5. A written request to charge by one of the defendants was given in charge by the trial court. The complaint here by one of the defendants is that the court had not indicated that the written request would be given at all or if it was to be given that it would be given in substantially different wording, contending that the trial court should have notified counsel that this charge would in fact be given in order to allow counsel to argue said charge to the jury. It is contended that the failure on the part of the trial court caused great prejudice to the defendant's case with reference to the eyewitness identification of the defendant. Under Code Ann. 70-207 (b) (Ga. L. 1965, pp. 18, 31; 1966, pp. 493, 498; 1968, pp. 1072, 1078), "The court shall inform counsel of its proposed action upon the requests prior to their arguments to the jury." After the charge was given and this objection was called to the attention of the court, the trial court indicated that it thought it had informed counsel of his intent to charge the substance if not the exact wording. However, we find in the transcript of the proceedings that counsel for the defendant argued quite persuasively with reference to points contained in the charge, that is, the identification by the two eyewitnesses at the time of the robbery.
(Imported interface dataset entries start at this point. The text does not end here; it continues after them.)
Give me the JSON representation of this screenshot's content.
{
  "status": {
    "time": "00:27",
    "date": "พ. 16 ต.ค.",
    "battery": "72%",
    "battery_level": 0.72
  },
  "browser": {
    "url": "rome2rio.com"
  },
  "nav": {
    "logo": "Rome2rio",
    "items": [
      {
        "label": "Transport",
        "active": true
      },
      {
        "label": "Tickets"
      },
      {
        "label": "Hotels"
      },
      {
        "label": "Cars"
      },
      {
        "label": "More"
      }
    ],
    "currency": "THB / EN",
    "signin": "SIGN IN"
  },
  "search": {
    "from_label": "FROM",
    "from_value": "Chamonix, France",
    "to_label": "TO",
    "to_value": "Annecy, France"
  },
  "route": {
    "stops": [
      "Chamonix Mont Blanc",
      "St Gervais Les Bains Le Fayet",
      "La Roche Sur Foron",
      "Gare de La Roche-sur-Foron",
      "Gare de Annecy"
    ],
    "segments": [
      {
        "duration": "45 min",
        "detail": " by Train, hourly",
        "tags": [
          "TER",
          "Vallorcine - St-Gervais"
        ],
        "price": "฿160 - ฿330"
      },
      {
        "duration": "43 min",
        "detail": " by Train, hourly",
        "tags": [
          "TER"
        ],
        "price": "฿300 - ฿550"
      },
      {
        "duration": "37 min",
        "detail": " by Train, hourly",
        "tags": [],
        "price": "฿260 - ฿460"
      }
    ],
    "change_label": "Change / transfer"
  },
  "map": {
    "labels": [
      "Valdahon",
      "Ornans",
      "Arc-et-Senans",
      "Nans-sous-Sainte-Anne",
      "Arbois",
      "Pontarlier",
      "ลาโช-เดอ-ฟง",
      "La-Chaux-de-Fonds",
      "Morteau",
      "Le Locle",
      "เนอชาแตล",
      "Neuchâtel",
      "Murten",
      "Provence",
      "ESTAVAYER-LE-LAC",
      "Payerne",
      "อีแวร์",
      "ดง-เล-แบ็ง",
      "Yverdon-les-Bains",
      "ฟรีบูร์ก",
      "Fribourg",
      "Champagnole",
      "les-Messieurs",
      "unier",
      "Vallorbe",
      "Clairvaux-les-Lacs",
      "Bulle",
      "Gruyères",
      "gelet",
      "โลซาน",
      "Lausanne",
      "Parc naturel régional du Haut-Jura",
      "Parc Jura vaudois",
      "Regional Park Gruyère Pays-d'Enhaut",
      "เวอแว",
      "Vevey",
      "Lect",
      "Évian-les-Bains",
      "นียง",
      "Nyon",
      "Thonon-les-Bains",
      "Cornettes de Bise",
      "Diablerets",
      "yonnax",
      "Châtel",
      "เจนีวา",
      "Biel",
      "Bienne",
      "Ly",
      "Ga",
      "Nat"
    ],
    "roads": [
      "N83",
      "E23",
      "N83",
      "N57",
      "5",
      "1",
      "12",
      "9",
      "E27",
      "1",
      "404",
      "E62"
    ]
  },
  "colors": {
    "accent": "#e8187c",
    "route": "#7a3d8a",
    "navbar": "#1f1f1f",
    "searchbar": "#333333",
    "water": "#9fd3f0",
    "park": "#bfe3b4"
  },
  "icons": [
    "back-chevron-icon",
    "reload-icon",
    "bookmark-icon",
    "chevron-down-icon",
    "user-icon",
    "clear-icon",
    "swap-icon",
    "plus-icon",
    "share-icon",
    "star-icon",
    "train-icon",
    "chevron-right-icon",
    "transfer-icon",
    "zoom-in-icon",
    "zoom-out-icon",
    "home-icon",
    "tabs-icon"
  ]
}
Counsel advised the jury as follows: "Now I believe the judge is going to charge you, you know, like I told you in the opening, he is going to tell you the law that is applicable to this case, and he is going to charge you that it is the State's burden to prove the defendants guilty beyond a reasonable doubt. He is also going to charge you that a reasonable doubt can arise both from the evidence presented, such as all the evidence presented by these eyewitness identifications, which are shaky at best, but also from the evidence that is not presented." Also, the court's handwriting is found upon the written request to be as follows: "Charged as modified and requested 7/19/79" with initials of the trial judge. We find no merit in this complaint. See Daniels v. State, 137 Ga. App. 371
, 374-376 (224 SE2d 60
). Compare Evans v. State, 146 Ga. App. 480
, 482-483 (246 SE2d 482
), wherein the facts are clearly distinguishable from the case sub judice.
Having considered each and every enumeration of error of the two defendants involved in these appeals and having found no reversible error, the judgments of conviction and the sentences must be affirmed.
Joseph H. Briley, District Attorney, Reginald Bellury, Assistant District Attorney, for appellee.